▶ **Problem statement**
Copy every line below. Do not alter any of them.

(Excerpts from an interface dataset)
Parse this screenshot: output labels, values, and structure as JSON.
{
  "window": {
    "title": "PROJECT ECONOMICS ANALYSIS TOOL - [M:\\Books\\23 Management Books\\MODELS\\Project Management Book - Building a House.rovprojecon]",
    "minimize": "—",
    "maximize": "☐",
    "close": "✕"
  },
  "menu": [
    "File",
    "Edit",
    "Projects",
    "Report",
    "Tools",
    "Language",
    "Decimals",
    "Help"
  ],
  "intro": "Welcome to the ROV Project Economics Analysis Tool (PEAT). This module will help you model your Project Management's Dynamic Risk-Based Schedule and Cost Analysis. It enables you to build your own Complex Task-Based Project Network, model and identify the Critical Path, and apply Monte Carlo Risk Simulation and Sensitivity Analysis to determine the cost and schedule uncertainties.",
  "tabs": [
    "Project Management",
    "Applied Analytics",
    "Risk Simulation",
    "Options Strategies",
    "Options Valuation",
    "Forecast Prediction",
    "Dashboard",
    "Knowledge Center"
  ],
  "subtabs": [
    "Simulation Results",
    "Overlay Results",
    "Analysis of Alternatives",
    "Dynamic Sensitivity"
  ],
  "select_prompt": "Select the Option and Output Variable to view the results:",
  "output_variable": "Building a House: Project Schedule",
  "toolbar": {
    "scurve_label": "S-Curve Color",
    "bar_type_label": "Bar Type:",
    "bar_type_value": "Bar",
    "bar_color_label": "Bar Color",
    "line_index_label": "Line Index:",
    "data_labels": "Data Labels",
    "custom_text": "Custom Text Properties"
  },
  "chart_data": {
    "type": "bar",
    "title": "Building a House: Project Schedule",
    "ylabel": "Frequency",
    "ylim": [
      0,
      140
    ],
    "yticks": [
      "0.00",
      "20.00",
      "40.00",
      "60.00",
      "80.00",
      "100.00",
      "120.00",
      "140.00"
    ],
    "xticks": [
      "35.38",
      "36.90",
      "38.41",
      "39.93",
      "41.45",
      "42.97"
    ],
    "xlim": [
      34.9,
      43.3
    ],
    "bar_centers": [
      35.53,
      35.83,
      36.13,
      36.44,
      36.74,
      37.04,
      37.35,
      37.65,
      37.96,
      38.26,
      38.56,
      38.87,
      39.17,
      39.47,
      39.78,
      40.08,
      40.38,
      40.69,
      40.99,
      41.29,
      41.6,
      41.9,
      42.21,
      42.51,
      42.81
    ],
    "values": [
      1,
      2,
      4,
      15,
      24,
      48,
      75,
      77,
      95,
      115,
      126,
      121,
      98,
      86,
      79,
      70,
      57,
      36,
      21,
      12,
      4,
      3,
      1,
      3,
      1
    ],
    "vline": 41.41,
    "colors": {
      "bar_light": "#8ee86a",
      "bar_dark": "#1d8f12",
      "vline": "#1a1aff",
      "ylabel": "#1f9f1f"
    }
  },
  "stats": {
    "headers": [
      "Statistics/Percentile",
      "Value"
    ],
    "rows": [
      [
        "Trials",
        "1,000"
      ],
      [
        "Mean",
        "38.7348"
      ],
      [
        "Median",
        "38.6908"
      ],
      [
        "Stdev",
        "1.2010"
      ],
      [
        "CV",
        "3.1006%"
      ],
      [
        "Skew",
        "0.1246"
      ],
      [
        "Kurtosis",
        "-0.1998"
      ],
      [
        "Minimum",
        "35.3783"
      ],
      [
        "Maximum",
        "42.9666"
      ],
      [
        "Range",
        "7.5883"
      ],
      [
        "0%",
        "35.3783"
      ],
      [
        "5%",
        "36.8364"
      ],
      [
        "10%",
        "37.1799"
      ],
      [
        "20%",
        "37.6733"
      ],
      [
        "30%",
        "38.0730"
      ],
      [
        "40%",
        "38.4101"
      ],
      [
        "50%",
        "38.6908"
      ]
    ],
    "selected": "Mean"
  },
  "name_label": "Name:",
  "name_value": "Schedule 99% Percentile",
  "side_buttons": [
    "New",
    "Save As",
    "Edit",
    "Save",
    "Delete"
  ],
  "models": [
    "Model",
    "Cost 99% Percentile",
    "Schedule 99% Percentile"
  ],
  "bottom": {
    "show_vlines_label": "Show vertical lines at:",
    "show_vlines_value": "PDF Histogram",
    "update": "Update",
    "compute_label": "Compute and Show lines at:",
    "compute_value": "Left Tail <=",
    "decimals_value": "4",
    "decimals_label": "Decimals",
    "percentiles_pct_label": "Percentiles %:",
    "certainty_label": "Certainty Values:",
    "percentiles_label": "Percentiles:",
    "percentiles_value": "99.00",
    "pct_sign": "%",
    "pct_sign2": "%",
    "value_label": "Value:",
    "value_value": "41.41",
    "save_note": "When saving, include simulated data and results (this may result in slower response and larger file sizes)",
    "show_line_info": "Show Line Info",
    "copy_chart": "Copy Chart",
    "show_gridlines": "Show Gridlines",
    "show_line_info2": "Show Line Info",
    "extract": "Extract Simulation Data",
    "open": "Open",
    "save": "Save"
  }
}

▶ **Written answer**
Parse this screenshot: output labels, values, and structure as JSON.
{
  "window": {
    "title": "PROJECT ECONOMICS ANALYSIS TOOL - [M:\\Books\\23 Management Books\\MODELS\\Project Management Book - Building a House.rovprojecon]",
    "minimize": "—",
    "maximize": "☐",
    "close": "✕"
  },
  "menu": [
    "File",
    "Edit",
    "Projects",
    "Report",
    "Tools",
    "Language",
    "Decimals",
    "Help"
  ],
  "intro": "Welcome to the ROV Project Economics Analysis Tool (PEAT). This module will help you model your Project Management's Dynamic Risk-Based Schedule and Cost Analysis. It enables you to build your own Complex Task-Based Project Network, model and identify the Critical Path, and apply Monte Carlo Risk Simulation and Sensitivity Analysis to determine the cost and schedule uncertainties.",
  "tabs": [
    "Project Management",
    "Applied Analytics",
    "Risk Simulation",
    "Options Strategies",
    "Options Valuation",
    "Forecast Prediction",
    "Dashboard",
    "Knowledge Center"
  ],
  "subtabs": [
    "Simulation Results",
    "Overlay Results",
    "Analysis of Alternatives",
    "Dynamic Sensitivity"
  ],
  "select_prompt": "Select the Option and Output Variable to view the results:",
  "output_variable": "Building a House: Project Schedule",
  "toolbar": {
    "scurve_label": "S-Curve Color",
    "bar_type_label": "Bar Type:",
    "bar_type_value": "Bar",
    "bar_color_label": "Bar Color",
    "line_index_label": "Line Index:",
    "data_labels": "Data Labels",
    "custom_text": "Custom Text Properties"
  },
  "chart_data": {
    "type": "bar",
    "title": "Building a House: Project Schedule",
    "ylabel": "Frequency",
    "ylim": [
      0,
      140
    ],
    "yticks": [
      "0.00",
      "20.00",
      "40.00",
      "60.00",
      "80.00",
      "100.00",
      "120.00",
      "140.00"
    ],
    "xticks": [
      "35.38",
      "36.90",
      "38.41",
      "39.93",
      "41.45",
      "42.97"
    ],
    "xlim": [
      34.9,
      43.3
    ],
    "bar_centers": [
      35.53,
      35.83,
      36.13,
      36.44,
      36.74,
      37.04,
      37.35,
      37.65,
      37.96,
      38.26,
      38.56,
      38.87,
      39.17,
      39.47,
      39.78,
      40.08,
      40.38,
      40.69,
      40.99,
      41.29,
      41.6,
      41.9,
      42.21,
      42.51,
      42.81
    ],
    "values": [
      1,
      2,
      4,
      15,
      24,
      48,
      75,
      77,
      95,
      115,
      126,
      121,
      98,
      86,
      79,
      70,
      57,
      36,
      21,
      12,
      4,
      3,
      1,
      3,
      1
    ],
    "vline": 41.41,
    "colors": {
      "bar_light": "#8ee86a",
      "bar_dark": "#1d8f12",
      "vline": "#1a1aff",
      "ylabel": "#1f9f1f"
    }
  },
  "stats": {
    "headers": [
      "Statistics/Percentile",
      "Value"
    ],
    "rows": [
      [
        "Trials",
        "1,000"
      ],
      [
        "Mean",
        "38.7348"
      ],
      [
        "Median",
        "38.6908"
      ],
      [
        "Stdev",
        "1.2010"
      ],
      [
        "CV",
        "3.1006%"
      ],
      [
        "Skew",
        "0.1246"
      ],
      [
        "Kurtosis",
        "-0.1998"
      ],
      [
        "Minimum",
        "35.3783"
      ],
      [
        "Maximum",
        "42.9666"
      ],
      [
        "Range",
        "7.5883"
      ],
      [
        "0%",
        "35.3783"
      ],
      [
        "5%",
        "36.8364"
      ],
      [
        "10%",
        "37.1799"
      ],
      [
        "20%",
        "37.6733"
      ],
      [
        "30%",
        "38.0730"
      ],
      [
        "40%",
        "38.4101"
      ],
      [
        "50%",
        "38.6908"
      ]
    ],
    "selected": "Mean"
  },
  "name_label": "Name:",
  "name_value": "Schedule 99% Percentile",
  "side_buttons": [
    "New",
    "Save As",
    "Edit",
    "Save",
    "Delete"
  ],
  "models": [
    "Model",
    "Cost 99% Percentile",
    "Schedule 99% Percentile"
  ],
  "bottom": {
    "show_vlines_label": "Show vertical lines at:",
    "show_vlines_value": "PDF Histogram",
    "update": "Update",
    "compute_label": "Compute and Show lines at:",
    "compute_value": "Left Tail <=",
    "decimals_value": "4",
    "decimals_label": "Decimals",
    "percentiles_pct_label": "Percentiles %:",
    "certainty_label": "Certainty Values:",
    "percentiles_label": "Percentiles:",
    "percentiles_value": "99.00",
    "pct_sign": "%",
    "pct_sign2": "%",
    "value_label": "Value:",
    "value_value": "41.41",
    "save_note": "When saving, include simulated data and results (this may result in slower response and larger file sizes)",
    "show_line_info": "Show Line Info",
    "copy_chart": "Copy Chart",
    "show_gridlines": "Show Gridlines",
    "show_line_info2": "Show Line Info",
    "extract": "Extract Simulation Data",
    "open": "Open",
    "save": "Save"
  }
}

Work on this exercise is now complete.